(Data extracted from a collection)
--

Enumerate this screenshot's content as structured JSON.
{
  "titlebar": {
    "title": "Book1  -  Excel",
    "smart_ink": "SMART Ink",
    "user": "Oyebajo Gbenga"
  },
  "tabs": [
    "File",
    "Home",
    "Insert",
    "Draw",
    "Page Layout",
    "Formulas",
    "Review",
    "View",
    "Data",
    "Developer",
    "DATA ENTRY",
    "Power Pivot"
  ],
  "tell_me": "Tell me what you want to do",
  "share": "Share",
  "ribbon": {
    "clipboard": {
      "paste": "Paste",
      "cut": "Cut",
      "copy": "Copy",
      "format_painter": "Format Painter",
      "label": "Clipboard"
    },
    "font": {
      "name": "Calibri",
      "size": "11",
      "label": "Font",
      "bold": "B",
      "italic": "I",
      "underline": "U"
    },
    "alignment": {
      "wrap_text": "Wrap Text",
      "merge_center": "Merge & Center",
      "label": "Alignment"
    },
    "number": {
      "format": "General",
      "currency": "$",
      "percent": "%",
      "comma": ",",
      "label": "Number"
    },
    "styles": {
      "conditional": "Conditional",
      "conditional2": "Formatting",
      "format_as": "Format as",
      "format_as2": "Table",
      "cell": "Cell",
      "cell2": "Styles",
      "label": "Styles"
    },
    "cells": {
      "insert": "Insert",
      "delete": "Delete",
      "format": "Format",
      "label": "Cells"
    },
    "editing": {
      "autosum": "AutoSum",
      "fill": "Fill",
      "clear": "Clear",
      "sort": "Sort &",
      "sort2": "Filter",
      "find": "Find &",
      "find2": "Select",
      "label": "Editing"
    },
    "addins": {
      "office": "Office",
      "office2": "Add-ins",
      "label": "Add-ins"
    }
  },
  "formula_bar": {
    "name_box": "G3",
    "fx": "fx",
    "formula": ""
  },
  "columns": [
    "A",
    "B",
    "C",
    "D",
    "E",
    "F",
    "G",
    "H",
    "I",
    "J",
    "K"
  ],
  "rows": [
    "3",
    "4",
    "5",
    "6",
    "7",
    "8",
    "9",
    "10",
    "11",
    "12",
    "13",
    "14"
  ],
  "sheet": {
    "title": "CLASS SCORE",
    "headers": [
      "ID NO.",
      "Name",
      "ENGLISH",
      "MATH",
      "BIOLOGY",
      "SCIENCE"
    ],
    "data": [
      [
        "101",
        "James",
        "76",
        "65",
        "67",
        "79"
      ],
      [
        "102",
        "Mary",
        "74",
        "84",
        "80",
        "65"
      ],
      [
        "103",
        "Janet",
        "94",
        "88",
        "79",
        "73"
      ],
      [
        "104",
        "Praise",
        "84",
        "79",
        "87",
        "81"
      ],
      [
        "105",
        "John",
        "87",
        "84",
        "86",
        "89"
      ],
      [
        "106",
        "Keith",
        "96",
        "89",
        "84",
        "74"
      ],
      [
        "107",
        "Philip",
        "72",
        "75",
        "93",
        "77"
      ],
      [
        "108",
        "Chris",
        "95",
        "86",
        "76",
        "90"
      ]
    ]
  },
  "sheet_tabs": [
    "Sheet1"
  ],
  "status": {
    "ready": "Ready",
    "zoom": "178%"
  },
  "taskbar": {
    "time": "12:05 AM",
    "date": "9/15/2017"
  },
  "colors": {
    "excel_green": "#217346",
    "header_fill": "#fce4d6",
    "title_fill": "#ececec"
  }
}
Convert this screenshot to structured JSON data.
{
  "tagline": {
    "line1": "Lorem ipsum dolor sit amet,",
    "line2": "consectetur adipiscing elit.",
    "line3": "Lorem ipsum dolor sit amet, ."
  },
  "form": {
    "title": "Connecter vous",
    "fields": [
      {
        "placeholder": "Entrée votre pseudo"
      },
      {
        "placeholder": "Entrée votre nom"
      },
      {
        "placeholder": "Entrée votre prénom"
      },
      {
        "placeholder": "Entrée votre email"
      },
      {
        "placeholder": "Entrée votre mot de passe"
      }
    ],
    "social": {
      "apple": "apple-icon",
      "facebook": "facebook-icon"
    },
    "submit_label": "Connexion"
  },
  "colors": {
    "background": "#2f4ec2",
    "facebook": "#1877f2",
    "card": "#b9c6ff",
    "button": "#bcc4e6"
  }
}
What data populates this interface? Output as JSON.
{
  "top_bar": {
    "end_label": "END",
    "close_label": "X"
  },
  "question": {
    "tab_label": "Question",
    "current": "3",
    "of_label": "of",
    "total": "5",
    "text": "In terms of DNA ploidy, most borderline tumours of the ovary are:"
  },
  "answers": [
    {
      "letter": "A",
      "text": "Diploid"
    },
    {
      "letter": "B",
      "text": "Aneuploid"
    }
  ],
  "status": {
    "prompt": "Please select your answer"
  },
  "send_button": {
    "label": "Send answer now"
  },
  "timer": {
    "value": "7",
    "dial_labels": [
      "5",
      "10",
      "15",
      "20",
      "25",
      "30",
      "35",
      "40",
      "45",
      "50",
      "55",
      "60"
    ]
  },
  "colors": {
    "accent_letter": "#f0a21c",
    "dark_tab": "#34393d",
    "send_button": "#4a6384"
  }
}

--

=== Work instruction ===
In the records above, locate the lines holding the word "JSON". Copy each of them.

=== Solution below ===
Enumerate this screenshot's content as structured JSON.
Convert this screenshot to structured JSON data.
What data populates this interface? Output as JSON.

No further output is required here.